- _Task requirements_
Go through the data and copy each line that holds "Semua".

- _Information shown_

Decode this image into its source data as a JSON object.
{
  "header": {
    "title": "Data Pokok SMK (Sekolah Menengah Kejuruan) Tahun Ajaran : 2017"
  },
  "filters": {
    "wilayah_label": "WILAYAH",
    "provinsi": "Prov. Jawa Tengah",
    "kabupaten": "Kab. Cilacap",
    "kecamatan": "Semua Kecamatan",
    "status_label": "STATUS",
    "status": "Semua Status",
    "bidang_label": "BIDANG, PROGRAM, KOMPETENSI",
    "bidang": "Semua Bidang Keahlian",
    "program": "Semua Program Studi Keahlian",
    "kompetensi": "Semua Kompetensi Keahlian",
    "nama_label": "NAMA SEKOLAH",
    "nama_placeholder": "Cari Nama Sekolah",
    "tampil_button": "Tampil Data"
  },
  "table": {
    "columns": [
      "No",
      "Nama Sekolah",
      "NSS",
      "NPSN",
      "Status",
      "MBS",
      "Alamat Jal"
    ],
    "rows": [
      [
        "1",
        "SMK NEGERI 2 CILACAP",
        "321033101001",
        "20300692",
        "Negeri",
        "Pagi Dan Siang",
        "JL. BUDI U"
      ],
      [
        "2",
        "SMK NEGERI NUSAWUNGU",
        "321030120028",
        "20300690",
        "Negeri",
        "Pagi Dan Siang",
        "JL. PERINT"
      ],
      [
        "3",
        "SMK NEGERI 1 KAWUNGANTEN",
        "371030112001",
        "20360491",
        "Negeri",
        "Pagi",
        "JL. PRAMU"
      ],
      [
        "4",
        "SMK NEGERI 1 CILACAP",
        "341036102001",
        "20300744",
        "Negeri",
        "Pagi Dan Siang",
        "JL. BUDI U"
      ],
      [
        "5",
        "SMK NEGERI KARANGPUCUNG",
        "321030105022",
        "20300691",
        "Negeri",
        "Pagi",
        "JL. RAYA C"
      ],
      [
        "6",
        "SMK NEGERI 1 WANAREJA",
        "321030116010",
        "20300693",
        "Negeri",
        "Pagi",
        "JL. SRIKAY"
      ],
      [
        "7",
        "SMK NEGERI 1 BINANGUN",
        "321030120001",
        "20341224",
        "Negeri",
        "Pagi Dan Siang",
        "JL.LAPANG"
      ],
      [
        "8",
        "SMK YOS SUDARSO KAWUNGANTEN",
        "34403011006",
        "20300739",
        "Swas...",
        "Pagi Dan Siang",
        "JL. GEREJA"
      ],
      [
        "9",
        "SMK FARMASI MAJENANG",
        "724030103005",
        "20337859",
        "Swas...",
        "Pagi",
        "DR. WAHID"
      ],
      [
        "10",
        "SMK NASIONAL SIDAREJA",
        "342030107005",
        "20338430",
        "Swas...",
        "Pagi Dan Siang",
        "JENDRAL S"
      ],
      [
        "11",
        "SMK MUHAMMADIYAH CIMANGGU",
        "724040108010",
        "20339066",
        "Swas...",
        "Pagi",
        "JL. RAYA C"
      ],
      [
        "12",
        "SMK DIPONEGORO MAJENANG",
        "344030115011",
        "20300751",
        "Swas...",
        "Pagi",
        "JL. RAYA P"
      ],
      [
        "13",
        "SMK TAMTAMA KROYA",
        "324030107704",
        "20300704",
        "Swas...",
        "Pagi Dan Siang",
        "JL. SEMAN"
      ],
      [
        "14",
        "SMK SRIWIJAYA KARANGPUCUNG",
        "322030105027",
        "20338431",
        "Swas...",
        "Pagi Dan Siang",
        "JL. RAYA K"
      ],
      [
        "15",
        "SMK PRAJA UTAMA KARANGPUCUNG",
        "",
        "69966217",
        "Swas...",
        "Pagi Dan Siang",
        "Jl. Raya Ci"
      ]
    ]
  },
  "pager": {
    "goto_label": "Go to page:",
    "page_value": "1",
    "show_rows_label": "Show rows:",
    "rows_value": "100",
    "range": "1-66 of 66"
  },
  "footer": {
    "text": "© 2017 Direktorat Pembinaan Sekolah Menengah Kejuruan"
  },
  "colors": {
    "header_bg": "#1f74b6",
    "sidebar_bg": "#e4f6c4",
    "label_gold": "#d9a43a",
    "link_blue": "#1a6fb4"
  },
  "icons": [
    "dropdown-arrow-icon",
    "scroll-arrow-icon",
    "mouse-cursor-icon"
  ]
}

- _Result_
    "kecamatan": "Semua Kecamatan",
    "status": "Semua Status",
    "bidang": "Semua Bidang Keahlian",
    "program": "Semua Program Studi Keahlian",
    "kompetensi": "Semua Kompetensi Keahlian",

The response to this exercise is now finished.